Work to be completed: Pick out and copy every line below that has the word "name".

Available data:
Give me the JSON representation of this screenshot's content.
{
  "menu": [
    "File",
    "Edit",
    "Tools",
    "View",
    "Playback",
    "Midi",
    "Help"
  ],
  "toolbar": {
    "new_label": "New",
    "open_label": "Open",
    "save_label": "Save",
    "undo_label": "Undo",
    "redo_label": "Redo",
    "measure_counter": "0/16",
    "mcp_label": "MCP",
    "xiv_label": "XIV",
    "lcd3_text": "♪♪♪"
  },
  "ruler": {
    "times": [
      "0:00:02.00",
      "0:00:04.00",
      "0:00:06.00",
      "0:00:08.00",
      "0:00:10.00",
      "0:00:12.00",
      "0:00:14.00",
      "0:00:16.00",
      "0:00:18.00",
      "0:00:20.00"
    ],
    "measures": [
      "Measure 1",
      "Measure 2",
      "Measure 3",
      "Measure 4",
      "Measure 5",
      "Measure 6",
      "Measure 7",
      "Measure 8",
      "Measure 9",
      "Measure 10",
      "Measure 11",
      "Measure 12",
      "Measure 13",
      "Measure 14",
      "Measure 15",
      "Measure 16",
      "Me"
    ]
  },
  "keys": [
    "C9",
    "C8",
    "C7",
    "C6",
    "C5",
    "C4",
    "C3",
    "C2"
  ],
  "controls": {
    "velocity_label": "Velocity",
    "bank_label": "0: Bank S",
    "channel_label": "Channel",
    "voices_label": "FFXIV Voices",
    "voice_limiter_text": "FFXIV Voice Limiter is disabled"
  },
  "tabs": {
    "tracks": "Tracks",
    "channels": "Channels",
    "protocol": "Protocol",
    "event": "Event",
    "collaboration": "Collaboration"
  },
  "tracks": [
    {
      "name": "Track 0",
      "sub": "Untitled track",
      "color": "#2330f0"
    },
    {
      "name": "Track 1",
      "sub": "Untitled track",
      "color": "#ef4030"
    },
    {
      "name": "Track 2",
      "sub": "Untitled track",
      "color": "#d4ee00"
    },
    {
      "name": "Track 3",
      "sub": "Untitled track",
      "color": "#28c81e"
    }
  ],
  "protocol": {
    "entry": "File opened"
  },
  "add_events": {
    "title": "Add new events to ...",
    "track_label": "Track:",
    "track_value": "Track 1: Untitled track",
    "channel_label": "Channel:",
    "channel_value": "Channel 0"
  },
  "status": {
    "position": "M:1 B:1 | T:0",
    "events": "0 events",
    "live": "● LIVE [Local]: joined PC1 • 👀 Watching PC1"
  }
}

Answer to this exercise:
      "name": "Track 0",
      "name": "Track 1",
      "name": "Track 2",
      "name": "Track 3",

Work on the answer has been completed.